I’ve never been high-fived and hugged as much as the day I dropped by Enid Capron Primary in the Caribbean island nation of Turks and Caicos.
As my 10-year-old daughter Grace and I pulled into the parking lot children in sharp yellow-shirt-and-brown-shorts school uniforms instantly gathered at the foot of the stairs and waved.
When we walked up the stairs the crowd parted and it was high-fives all round as we passed every pupil.
The high-fives would continue in the classroom through introductions, story time and the checking of workbooks.
The hugs wouldn’t come until we were about to leave and Grace and I were surrounded in a collective embrace in which the kids declared over and over again that they didn’t want us to leave.
A few even said: Take me with you.

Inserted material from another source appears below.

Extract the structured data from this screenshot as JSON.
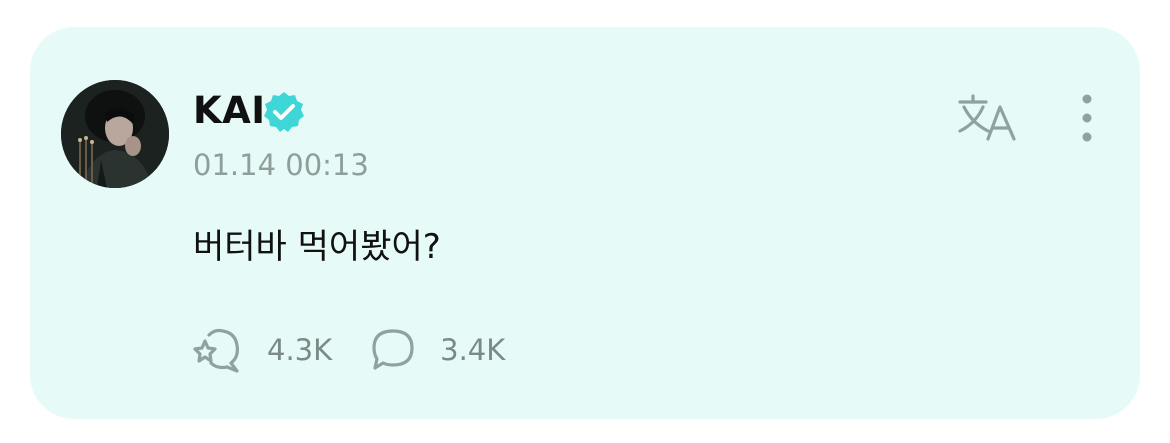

Needless to say it was a feel-good day and an eye-opener of what people are up to outside of Canada.
Enid Capron Primary is mish-mash of low-slung cinder-block buildings surrounding a dusty courtyard.

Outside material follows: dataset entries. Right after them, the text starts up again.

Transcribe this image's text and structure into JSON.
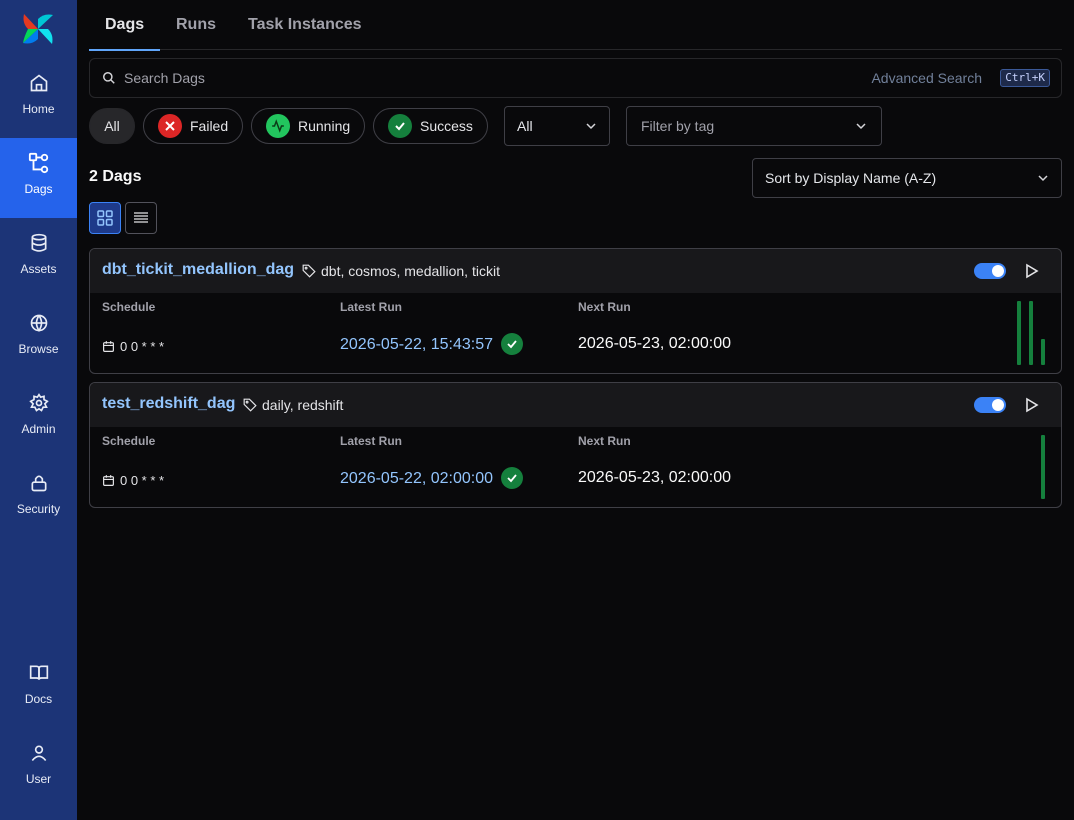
{
  "sidebar": {
    "items": [
      {
        "label": "Home",
        "icon": "home-icon"
      },
      {
        "label": "Dags",
        "icon": "dags-icon",
        "active": true
      },
      {
        "label": "Assets",
        "icon": "database-icon"
      },
      {
        "label": "Browse",
        "icon": "globe-icon"
      },
      {
        "label": "Admin",
        "icon": "gear-icon"
      },
      {
        "label": "Security",
        "icon": "lock-icon"
      },
      {
        "label": "Docs",
        "icon": "book-icon"
      },
      {
        "label": "User",
        "icon": "user-icon"
      }
    ]
  },
  "tabs": [
    {
      "label": "Dags",
      "active": true
    },
    {
      "label": "Runs"
    },
    {
      "label": "Task Instances"
    }
  ],
  "search": {
    "placeholder": "Search Dags",
    "advanced_label": "Advanced Search",
    "shortcut": "Ctrl+K"
  },
  "filters": {
    "state_pills": [
      {
        "label": "All"
      },
      {
        "label": "Failed",
        "color": "#dc2626"
      },
      {
        "label": "Running",
        "color": "#22c55e"
      },
      {
        "label": "Success",
        "color": "#15803d"
      }
    ],
    "active_select": "All",
    "tag_placeholder": "Filter by tag"
  },
  "summary": {
    "count_label": "2 Dags",
    "sort_label": "Sort by Display Name (A-Z)"
  },
  "columns": {
    "schedule": "Schedule",
    "latest_run": "Latest Run",
    "next_run": "Next Run"
  },
  "dags": [
    {
      "name": "dbt_tickit_medallion_dag",
      "tags": "dbt, cosmos, medallion, tickit",
      "schedule": "0 0 * * *",
      "latest_run": "2026-05-22, 15:43:57",
      "latest_state": "success",
      "next_run": "2026-05-23, 02:00:00",
      "enabled": true,
      "recent_runs": [
        "success",
        "success",
        "success"
      ]
    },
    {
      "name": "test_redshift_dag",
      "tags": "daily, redshift",
      "schedule": "0 0 * * *",
      "latest_run": "2026-05-22, 02:00:00",
      "latest_state": "success",
      "next_run": "2026-05-23, 02:00:00",
      "enabled": true,
      "recent_runs": [
        "success"
      ]
    }
  ],
  "colors": {
    "sidebar": "#1c3477",
    "accent": "#2563eb",
    "success": "#15803d",
    "link": "#93c5fd"
  }
}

While there are palm trees on the property swaying in the breeze, this isn’t the tropical paradise of the nearby all-inclusive five-star resorts and upscale condominium complexes.
Turks and Caicos isn’t necessarily poor, but government schools are basic and anything extra, even a library and books, basketball court and playground, usually has to be paid for with fundraising.
This is where the Sandals Foundation and sun-seeking Canadian tourists come in.
Sandals is the chain of luxury all-inclusive resorts that has properties throughout the Caribbean, including a Beaches Resort (Sandals’ family-friendly brand) in Turks and Caicos.
Its foundation raises money for projects on all of the islands where it has properties and on Turks and Caicos that’s Enid Capron Primary.
The Sandals Foundation has helped put in a library stocked with books, a reading garden, playground, basketball court, science building and provides food for its breakfast, lunch and snack programs.
Every Thursday Beaches Resort runs its Reading Road Trip excursion so guests can drop by the school for a quick tour and read to a class.
Tourists are invited to bring their favourite kids’ book to share and then leave it for the library.
Grace and I arrived armed with Mermaid Sister and Perfect Picnic.
The one about mermaids struck a cord because the kids live by the ocean.
Perfect Picnic featuring the gang from Sesame Street on an outing to New York’s Central Park seemed a little lost on them.
The excursion also costs $20, which goes straight to the foundation.
It only takes two hours out of your week long all-inclusive holiday, so it can be considered voluntourism light or giving back while on vacation 101.
The kindergarten class Grace and I visited was full of the cutest most inquisitive kids.
They wanted to know if we were staying at Beaches (yes), if there’s snow in Canada (yes) and why I had such hairy legs (must be my Scottish bog person ancestry).
There’s a character in every class and this one’s is little Daryl Greene.
He decided to be my caretaker right off the bat, sat beside me during story time, introduced me around, served as my photography assistant and didn’t want me to leave.
Again, a pull at the heartstrings.
If you go…
-The Reading Road trip to Enid Capron Primary is offered as a vountourism excrusion from Beaches Turks and Caicos every Thursday.
You are encouraged to bring a book to read to a class and leave behind for the library.
Cost of $20 is donated to the Sandals Foundation.
-Check out Beaches.com and SandalsFoundation.org.